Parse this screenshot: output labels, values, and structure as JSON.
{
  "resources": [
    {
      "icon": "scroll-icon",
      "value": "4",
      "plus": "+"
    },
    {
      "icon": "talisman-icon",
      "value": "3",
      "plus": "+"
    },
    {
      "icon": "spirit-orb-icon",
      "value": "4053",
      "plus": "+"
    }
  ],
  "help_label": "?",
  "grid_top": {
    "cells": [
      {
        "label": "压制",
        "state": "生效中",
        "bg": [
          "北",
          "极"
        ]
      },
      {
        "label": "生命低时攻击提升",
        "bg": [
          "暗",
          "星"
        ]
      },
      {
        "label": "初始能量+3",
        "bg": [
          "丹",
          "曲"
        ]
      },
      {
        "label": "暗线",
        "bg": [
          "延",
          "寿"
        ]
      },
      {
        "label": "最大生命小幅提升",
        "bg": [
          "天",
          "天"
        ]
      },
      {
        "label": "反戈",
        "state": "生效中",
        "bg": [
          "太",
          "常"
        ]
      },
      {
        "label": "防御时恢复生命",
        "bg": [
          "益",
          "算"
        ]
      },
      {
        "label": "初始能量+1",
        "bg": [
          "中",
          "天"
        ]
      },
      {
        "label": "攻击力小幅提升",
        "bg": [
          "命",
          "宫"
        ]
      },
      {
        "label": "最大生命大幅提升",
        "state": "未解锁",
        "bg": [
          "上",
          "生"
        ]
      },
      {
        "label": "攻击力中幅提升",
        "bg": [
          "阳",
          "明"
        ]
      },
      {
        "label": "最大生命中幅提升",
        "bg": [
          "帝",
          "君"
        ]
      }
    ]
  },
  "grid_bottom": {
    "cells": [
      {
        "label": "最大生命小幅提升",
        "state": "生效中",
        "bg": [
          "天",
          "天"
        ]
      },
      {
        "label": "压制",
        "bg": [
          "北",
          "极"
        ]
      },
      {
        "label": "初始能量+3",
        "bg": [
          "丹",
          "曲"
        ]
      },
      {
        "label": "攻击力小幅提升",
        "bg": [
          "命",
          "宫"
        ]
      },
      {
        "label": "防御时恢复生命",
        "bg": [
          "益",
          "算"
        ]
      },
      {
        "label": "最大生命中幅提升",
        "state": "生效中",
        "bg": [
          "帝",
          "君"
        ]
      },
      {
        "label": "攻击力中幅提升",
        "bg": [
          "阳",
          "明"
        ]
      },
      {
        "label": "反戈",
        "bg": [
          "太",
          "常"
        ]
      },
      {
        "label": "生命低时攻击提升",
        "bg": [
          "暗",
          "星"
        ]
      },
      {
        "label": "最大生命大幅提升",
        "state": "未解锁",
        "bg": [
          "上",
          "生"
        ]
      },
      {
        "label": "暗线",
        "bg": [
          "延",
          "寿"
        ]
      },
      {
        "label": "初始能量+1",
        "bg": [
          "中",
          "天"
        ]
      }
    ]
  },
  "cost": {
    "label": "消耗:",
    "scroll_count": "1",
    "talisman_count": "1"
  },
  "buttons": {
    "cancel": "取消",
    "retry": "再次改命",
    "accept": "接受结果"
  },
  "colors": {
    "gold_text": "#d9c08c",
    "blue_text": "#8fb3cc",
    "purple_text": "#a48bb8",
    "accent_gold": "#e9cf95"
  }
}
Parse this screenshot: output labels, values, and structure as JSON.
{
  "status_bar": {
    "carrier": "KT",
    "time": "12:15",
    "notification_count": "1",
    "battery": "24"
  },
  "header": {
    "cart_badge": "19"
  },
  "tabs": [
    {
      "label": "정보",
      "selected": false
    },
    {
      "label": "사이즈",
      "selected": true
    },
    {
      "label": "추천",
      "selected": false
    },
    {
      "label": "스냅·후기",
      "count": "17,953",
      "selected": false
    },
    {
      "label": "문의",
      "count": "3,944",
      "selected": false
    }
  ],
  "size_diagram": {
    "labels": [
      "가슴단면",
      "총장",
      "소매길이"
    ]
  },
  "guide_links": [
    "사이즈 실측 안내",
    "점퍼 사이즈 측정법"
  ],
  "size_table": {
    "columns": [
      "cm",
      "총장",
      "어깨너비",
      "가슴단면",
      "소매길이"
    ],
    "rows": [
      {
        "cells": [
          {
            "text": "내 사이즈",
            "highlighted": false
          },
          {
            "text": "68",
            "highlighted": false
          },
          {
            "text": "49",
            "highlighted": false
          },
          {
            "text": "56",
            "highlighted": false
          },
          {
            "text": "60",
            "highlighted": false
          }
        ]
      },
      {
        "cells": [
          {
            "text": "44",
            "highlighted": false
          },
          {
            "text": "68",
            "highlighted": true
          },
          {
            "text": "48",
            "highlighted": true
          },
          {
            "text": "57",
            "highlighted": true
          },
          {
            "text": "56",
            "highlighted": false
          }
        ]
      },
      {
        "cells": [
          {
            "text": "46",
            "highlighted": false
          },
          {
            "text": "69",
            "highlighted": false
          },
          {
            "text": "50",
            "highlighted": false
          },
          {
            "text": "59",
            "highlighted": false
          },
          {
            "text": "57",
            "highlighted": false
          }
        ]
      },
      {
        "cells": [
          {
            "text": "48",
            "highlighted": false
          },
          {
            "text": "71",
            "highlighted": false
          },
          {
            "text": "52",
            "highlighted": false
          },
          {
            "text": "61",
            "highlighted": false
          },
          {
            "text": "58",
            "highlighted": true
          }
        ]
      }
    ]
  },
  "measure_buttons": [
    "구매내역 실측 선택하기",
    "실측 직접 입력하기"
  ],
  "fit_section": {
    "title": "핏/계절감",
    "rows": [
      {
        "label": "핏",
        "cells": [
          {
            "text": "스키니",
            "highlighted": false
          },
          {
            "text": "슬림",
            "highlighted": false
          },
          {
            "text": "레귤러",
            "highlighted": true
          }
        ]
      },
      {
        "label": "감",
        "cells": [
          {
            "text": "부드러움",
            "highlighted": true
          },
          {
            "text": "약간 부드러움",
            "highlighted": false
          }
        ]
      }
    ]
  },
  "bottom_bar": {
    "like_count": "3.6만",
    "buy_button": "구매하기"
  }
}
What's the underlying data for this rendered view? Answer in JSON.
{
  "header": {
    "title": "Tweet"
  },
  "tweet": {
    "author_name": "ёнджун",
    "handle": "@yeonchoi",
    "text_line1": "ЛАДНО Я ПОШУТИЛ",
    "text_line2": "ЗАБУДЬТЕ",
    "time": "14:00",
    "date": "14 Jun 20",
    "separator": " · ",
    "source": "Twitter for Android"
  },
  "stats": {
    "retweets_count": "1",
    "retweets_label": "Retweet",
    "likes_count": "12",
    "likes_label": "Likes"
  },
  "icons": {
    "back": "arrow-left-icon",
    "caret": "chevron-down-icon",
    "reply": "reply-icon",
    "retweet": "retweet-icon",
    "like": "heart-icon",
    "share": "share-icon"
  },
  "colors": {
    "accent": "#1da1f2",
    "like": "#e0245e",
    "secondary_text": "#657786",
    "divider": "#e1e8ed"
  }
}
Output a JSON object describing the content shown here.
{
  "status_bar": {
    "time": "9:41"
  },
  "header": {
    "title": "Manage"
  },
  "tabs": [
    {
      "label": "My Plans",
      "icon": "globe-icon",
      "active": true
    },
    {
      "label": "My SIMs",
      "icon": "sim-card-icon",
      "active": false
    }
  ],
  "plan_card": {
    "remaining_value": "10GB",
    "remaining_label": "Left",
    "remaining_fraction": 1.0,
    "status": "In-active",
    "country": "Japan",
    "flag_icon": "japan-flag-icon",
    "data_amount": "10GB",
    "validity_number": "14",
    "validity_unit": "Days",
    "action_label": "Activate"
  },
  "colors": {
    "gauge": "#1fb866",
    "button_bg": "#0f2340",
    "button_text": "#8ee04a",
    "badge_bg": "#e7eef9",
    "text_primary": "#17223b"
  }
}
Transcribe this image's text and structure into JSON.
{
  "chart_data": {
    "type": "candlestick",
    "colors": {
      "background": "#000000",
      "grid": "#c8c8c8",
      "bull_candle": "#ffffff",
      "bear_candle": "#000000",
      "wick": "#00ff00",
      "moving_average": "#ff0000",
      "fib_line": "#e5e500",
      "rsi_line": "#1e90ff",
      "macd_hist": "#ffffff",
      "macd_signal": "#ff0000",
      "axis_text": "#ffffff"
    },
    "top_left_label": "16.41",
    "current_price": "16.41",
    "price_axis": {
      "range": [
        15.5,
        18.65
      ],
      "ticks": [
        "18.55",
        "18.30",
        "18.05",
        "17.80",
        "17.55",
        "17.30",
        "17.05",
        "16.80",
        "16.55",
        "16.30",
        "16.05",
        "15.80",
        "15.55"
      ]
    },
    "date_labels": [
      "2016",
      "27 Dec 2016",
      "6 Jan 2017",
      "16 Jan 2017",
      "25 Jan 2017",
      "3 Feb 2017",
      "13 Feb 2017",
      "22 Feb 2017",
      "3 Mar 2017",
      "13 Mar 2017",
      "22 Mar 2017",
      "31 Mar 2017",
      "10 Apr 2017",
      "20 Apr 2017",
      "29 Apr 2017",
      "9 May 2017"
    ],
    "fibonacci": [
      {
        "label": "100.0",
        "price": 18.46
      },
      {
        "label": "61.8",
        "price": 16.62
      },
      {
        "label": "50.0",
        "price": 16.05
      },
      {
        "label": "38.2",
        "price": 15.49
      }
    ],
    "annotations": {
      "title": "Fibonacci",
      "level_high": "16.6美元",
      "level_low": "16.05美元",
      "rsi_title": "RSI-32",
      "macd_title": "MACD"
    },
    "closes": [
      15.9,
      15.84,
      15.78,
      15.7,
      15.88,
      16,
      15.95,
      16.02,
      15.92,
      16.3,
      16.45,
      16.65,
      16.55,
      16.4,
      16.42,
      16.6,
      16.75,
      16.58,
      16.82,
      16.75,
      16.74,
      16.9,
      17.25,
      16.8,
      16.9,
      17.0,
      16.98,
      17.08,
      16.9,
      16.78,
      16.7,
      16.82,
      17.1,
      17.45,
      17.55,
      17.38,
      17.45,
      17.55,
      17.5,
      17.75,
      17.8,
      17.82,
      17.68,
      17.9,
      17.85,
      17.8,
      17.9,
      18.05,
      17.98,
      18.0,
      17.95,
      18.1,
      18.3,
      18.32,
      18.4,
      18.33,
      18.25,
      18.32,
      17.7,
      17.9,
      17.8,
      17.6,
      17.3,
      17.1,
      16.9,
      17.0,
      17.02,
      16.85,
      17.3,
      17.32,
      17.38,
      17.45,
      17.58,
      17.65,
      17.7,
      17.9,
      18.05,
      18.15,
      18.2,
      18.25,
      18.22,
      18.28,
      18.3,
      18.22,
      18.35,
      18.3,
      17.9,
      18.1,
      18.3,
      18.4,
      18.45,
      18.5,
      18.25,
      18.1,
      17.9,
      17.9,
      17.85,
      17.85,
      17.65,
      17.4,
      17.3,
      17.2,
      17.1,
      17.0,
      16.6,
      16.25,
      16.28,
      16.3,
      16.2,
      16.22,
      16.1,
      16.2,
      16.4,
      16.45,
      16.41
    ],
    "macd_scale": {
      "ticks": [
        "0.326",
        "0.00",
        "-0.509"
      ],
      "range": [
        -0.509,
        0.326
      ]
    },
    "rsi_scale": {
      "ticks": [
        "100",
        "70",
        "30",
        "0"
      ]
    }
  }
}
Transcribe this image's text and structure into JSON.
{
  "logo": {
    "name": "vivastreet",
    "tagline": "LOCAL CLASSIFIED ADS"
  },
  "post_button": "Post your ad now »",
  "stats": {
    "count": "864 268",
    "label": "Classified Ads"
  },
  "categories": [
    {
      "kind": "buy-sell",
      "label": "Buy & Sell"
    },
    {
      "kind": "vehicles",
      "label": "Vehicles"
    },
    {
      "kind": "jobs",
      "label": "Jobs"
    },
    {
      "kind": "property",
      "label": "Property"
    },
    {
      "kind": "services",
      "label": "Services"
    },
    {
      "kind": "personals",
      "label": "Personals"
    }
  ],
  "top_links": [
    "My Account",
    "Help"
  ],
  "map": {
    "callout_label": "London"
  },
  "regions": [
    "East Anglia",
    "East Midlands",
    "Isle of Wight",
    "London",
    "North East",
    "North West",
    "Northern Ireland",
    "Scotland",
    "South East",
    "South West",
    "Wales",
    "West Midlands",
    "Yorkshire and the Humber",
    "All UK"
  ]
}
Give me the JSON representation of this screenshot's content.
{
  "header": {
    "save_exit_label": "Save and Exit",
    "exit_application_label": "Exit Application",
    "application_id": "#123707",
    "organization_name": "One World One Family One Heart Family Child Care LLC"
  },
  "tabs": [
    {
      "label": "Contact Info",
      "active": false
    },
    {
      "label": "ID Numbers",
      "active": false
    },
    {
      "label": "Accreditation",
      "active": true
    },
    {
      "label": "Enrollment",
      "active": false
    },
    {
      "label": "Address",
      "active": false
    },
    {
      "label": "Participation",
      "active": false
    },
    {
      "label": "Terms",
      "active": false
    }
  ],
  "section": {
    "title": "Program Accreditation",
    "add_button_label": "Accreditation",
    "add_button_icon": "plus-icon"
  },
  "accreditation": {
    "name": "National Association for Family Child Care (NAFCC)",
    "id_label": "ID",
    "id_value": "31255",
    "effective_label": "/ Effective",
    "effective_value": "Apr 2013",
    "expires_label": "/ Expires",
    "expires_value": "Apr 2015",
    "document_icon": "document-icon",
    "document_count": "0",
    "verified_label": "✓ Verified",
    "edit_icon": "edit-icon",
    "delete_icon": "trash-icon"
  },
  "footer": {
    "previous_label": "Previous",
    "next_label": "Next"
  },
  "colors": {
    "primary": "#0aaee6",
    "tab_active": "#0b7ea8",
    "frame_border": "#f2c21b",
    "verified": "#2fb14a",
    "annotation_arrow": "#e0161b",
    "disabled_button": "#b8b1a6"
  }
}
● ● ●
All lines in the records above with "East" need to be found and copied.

--- Task result ---
    "East Anglia",
    "East Midlands",
    "North East",
    "South East",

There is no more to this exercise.